It is amazing to think that we can come to God boldly and confidently, without fear, because of what Jesus has done.
It certainly is, Lesley. Something we should celebrate and feel so happy about.
This is what God has had on my mind as well. Getting things back on track this year!
Tiffany, that’s a great way to start the year.
Another great post on prayer, Rachel! We can get so caught up in the ‘right’ way to pray when our Father just wants us to come to Him as we are. Thanks for sharing on Grace and Truth. I’ve shared your post on my FB group page.
Thanks Aimee. You are so right, our Father just wants us to come to Him as we are. Thanks for sharing on your FB group page.
I was recently challenged, or rather inspired to look at Gods Word. And pray his word into my life and as an intercessor for my son, grandchildren, and those who interact with all of us daily. Everyone knows I am a Christian because I am confident about my relationship with Jesus Christ. Though, I have not been a bold prayer. I want to be a bold and confident prayer warrior. I have started writing specific prayers in a journal. Thank you for adding to my inspiration to pray Gods word, by encouraging me to pray boldly and with confidence. God bless you through the blood and resurrection of our Savior Jesus Christ. You are my sister in Christ, what a blessing.
I have been battling with love for my oldest sister.

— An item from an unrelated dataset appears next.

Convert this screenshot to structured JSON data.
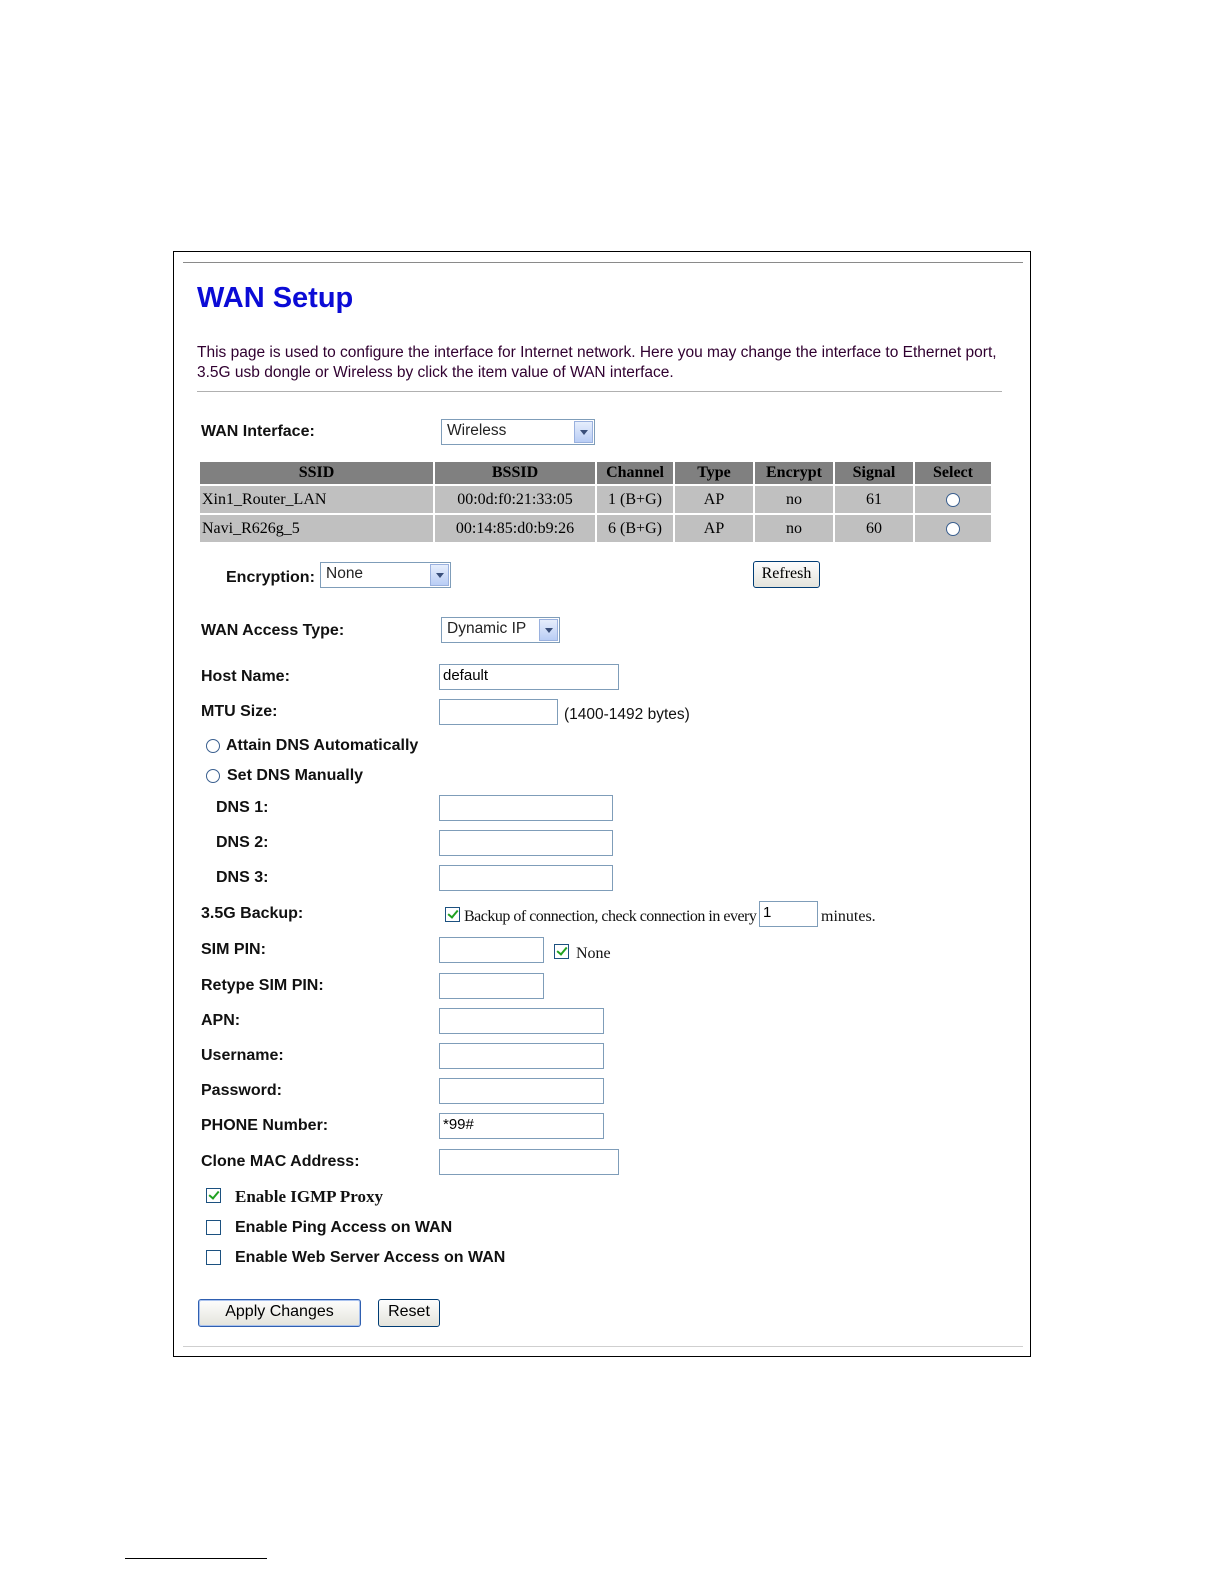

When my mom passed away she was very hurtful towards me. She tried to kick me out of my mother’s house after my mom passed away from pancreatic cancer. I was her caregiver for the last two years of her life. I know it is not very christian of me to hold a grudge. I don’t think I want a relationship with her anymore. But, I do wish that I could let go of the hurt and anger. I am hoping this workshop will help me get through that.
Grief seems to bring out the worst in some people. I have seen it in my own family when my mother died of cancer. I have seen it in friends families, too. I can understand the hurt you are feeling. The pain can run deep. I recommend as you work through the Tough Love Prayer Challenge, bring your hurt to God and Jesus. God is the Great Physician and he can heal our emotional wounds. I also believe we should not put ourselves in harm’s way and should keep away from our abuser until they stop. God can work miracles in our relationships. I hope this brings you hope.